Where does the word "rest" occur in the entries below? Copy every line that has it.

Start of DATA SECTION

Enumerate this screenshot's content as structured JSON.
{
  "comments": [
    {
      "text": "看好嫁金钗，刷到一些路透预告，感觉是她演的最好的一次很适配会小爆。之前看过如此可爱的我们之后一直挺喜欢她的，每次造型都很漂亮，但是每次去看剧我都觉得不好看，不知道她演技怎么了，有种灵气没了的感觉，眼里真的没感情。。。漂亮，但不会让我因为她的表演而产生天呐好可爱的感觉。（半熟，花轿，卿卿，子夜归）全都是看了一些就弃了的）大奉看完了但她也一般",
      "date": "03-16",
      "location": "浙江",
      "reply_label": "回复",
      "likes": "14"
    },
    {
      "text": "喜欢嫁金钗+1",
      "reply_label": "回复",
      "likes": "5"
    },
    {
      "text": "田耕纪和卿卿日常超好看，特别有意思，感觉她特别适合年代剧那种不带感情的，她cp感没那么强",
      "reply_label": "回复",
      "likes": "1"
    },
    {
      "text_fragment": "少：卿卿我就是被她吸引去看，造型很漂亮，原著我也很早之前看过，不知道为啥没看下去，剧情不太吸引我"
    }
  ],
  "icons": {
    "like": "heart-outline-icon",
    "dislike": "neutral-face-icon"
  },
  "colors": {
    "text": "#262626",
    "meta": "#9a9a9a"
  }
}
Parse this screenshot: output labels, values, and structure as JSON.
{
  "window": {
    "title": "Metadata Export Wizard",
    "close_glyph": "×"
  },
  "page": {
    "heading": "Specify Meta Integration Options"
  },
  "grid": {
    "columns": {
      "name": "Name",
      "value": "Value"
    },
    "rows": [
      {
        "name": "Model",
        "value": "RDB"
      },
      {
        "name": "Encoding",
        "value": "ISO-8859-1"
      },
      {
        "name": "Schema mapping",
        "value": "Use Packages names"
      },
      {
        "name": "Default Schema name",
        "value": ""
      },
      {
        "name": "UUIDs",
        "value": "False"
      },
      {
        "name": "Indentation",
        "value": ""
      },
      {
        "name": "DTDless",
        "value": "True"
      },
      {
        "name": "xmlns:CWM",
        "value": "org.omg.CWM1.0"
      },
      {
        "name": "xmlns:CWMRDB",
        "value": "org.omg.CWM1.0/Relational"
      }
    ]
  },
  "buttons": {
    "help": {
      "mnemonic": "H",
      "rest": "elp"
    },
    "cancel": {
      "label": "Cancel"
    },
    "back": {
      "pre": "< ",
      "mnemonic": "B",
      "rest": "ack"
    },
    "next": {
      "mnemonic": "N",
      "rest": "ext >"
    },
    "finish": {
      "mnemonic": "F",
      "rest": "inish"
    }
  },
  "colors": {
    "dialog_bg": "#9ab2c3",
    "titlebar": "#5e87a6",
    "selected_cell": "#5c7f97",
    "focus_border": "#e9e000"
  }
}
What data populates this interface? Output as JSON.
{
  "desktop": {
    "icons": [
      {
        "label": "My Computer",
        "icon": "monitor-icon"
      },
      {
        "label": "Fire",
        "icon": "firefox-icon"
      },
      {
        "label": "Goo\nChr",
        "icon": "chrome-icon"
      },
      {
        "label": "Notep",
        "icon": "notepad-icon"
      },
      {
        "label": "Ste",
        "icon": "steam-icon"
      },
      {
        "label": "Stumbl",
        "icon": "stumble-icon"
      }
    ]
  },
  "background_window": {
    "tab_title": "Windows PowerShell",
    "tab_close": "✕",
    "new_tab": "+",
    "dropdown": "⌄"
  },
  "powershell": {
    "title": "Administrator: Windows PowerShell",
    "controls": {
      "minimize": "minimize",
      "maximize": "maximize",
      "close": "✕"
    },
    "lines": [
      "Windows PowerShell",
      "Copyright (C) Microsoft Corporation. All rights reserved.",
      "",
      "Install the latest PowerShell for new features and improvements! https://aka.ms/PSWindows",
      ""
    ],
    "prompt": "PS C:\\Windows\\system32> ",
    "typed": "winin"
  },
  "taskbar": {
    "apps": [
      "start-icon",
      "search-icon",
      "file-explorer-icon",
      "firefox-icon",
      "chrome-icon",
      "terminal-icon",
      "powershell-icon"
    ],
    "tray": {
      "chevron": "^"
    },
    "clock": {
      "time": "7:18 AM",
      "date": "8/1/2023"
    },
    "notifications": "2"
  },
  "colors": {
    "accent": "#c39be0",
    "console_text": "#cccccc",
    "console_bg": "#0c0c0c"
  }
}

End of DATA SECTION

[RESULT FOR THIS TASK]
      "rest": "elp"
      "rest": "ack"
      "rest": "ext >"
      "rest": "inish"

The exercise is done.